If you have damaged your Achilles tendon, you will likely notice pain when pinching the Achilles tendon at the back of your heel. Movements like walking up and down the stairs may also produce painful symptoms, as will standing on your toes on the affected foot.
Achilles pain may develop from sudden overuse, or from degradation over time. When the tendon is under large amounts of force or strain, it can become overloaded, causing the tendon fibres to become damaged and sustain micro-tears. At its worst, partial tears or even complete ruptures may result. Activities that can overload the tendon include:
You have a fat pad beneath the bottom of your heel that serves to protect the heel, providing cushioning to minimise the effects of the pressure and friction on the foot that arises from daily life. It also works as an anchor to help shift the body weight through the foot without overloading and damaging the connective tissues in the foot.
Fat pad degeneration, or atrophy, refers to the gradual loss of the fat pad at the bottom of your heel. As it thins, it exposes the sensitive connective tissues in your feet to strain and pressure. As a result, inflammation and micro-tears occur, and bring with them pain and discomfort. You may notice:
Fat pad atrophy may occur as a result of:
Despite being referred to as a ‘disease’, Sever’s is a temporary growth-related condition affecting the growth plate in the heel in growing kids, often between ages 8-14 years. It is commonly referred to as growing pains in the heels.
These growing pains tend to come on during or after exercise, particularly in sports that involve running. This is why growing pains are said to commonly affect active kids, though they can affect anyone. Children will typically complain of pain at the back of the heels, which may radiate up into the calves. The pain tends to ease with rest, and can return during exercise.

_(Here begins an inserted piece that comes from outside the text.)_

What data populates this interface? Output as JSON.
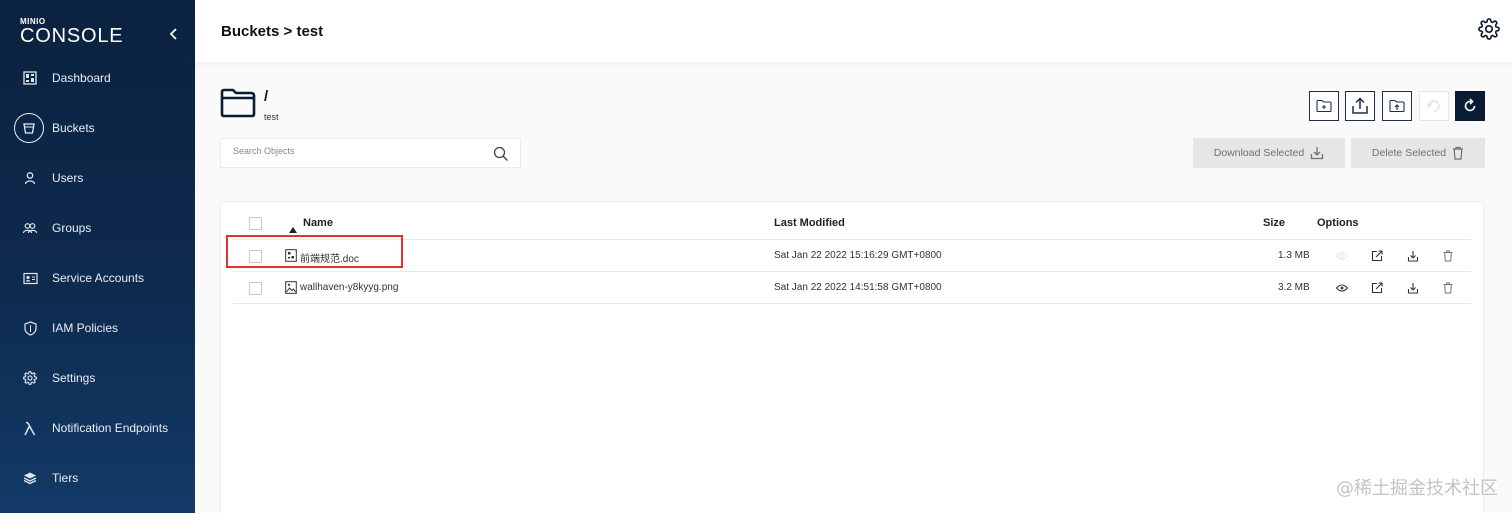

Children’s bones contain areas called growth plates, through which the body adds new bone so that the bones grow. These growth plates are made of cartilage and are weaker than the surrounding bone, making them more vulnerable to damage when the heel bone is stressed or strained from daily activities like running. This is exactly what happens with growing pains in the heels, with strain from an often tight Achilles tendon pulling on the back of the heel, and irritating or damaging the growth plate.
A stress fracture is a slow fracture that develops gradually over time, as opposed to an instant fracture (bone break) that occurs upon impact.
As stress fractures develop and worsen gradually over time, many people cannot attribute their pain to a specific event – all they know is that their pain one day just starts. You may start with a mild, dull ache in the heel that worsens to a severe pain.
Stress fractures develop when a bone is repetitively overloaded, meaning that the force applied to the bone from regular activity like exercise or walking exceeds the limit that the bone can safely handle, so tiny, hairline cracks form, and then grow if the cause of the stress is not addressed.
Another common cause of heel pain that we see and treat actually starts with the skin overlying the heels. Specifically, skin that develops painful cracks, calluses, corns or warts. This can make it feel like you’re walking with a pebble beneath your heel, and this can irritate the heels generally leading to heel pain. In most cases, this is a simple fix in one appointment with our podiatrists.
Treating heel pain starts with getting the right diagnosis, which is done during a comprehensive assessment with our podiatrists. Based on the results of your assessment, your diagnosis, and the likely causes of your heel pain, we’ll then create a custom treatment plan that may involve:
A combination of these treatments will likely be used to formulate the treatment plan that our podiatrist deem will give you an optimal, speedy recovery.